I found Concordia Irvine, which seemed like a perfect fit, and was. But I was terrified to go back to school. I had chemo-brain—which is a very real thing—I was much older, and the kids seemed drastically smarter than me, and more tech-savvy. I sat next to them with my six colored pens to take notes with. I wasn’t going to fail on my promise.
When I heard about the President’s Academic Showcase, I thought, Why not give it a shot? I pondered a topic, and what kept coming to mind was food. Not just any food, but pap.
In a small but important way, pap played a part in overthrowing apartheid. When Nelson Mandela was doing his underground work, he met with white activists. The whites would bring their food, and Mandela would show up with the chicken and pap his grandmother used to make in the tribal lands where he grew up. While already on the same team, they realized in a more profound way that they were equals because their food wasn’t that different. Ultimately food is about family. Food can even help make a new society.
As I researched pap and the role of food in that era of South Africa’s history, I found myself crying often. I had spent so long feeling ashamed about being a white South African, because of our country’s history of apartheid. But I decided I was done being ashamed, and I was going to write boldly about my experience. I reminded myself that white South Africans also helped to overthrow apartheid.
I also noticed that pap had gone from the back of the kitchen to the top of the menu. Pap is now an Instagrammed food—social media is full of pictures of pap, which is served in the finest restaurants. The food I was told I should not eat has become, in some ways, glamorous.
I didn’t win the Showcase. But I did get an invitation to present my work two months ago at a conference in North Carolina where all the other participants had PhDs. These professors from Harvard, MIT and Oxford kept asking me, “What do you teach?” not knowing I was an undergraduate still attending Concordia University Irvine.
That’s what I love about Concordia. The professors are brilliant, and they make room for you to do courageous, ground- breaking things. Like believing you can present a paper at an academic conference as an undergraduate still feeling the effects of chemo-brain.
I also love that my kids love pap. It is part of their childhoods as it was mine. When I invite my daughter and son-in-law for dinner, my daughter insists, “Yes, but only if you make pap.”
“But nobody else eats it,” I protest. “I don’t care,” she says. “You can make something else for the others, but make pap en sous [pap and sauce] for you and me. You and I will eat it.”
Food is family, food is culture, food is life.
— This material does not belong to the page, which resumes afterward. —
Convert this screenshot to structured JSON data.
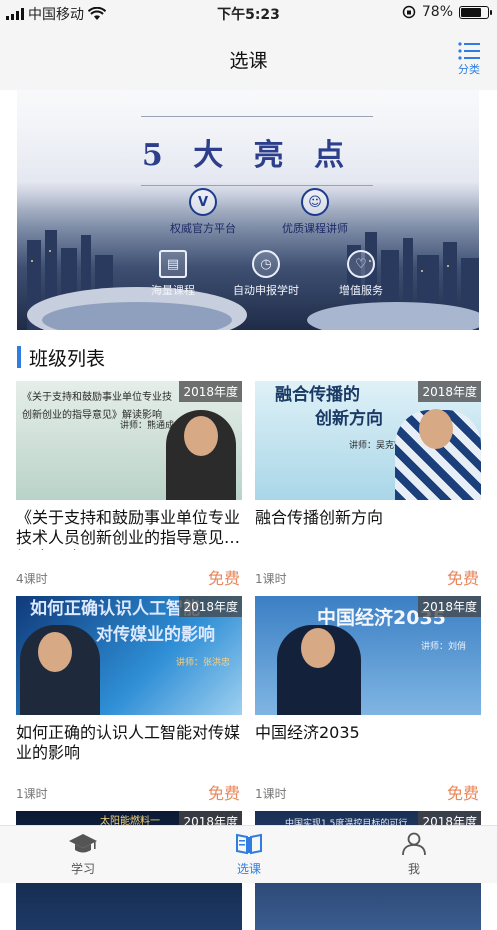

My son and daughter have given me so much support as I earn my degree. When I was inaugurated into Omicron Delta Kappa, The National Leadership Honor Society, in April, my Loyola-Marymount-trained lawyer daughter cried and asked, “Mommy, I am so proud of you. Is there any way I can get a Concordia sweatshirt or t-shirt?”
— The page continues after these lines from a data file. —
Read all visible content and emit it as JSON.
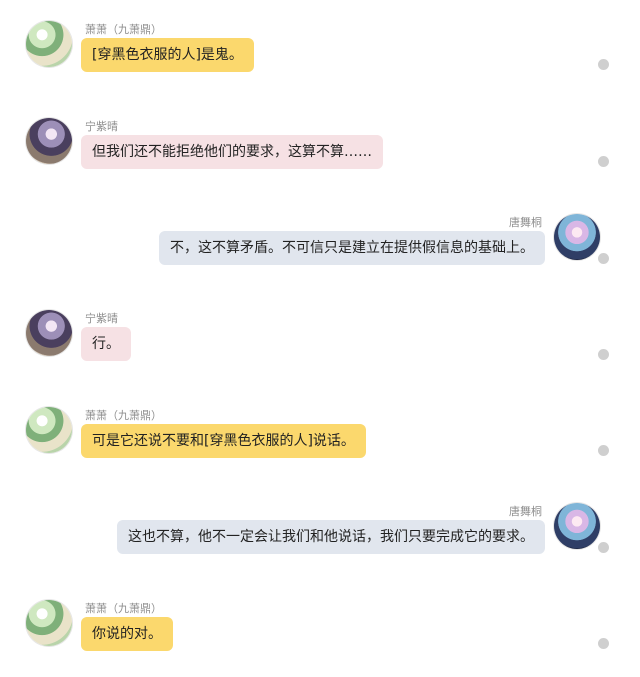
{
  "messages": [
    {
      "speaker": "萧萧（九萧鼎）",
      "text": "[穿黑色衣服的人]是鬼。"
    },
    {
      "speaker": "宁紫晴",
      "text": "但我们还不能拒绝他们的要求，这算不算……"
    },
    {
      "speaker": "唐舞桐",
      "text": "不，这不算矛盾。不可信只是建立在提供假信息的基础上。"
    },
    {
      "speaker": "宁紫晴",
      "text": "行。"
    },
    {
      "speaker": "萧萧（九萧鼎）",
      "text": "可是它还说不要和[穿黑色衣服的人]说话。"
    },
    {
      "speaker": "唐舞桐",
      "text": "这也不算，他不一定会让我们和他说话，我们只要完成它的要求。"
    },
    {
      "speaker": "萧萧（九萧鼎）",
      "text": "你说的对。"
    }
  ],
  "colors": {
    "left_yellow_bubble": "#fbd86d",
    "left_pink_bubble": "#f6e1e4",
    "right_gray_bubble": "#e1e6ee",
    "status_dot": "#cfcfcf"
  }
}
I remain clear of cancer as of two months ago. I’m on my way to getting my English degree and a teaching credential. I may want to be a college professor someday and teach around the world. That’s what Concordia, surviving cancer, and deciding to live courageously do. They make you dream bigger.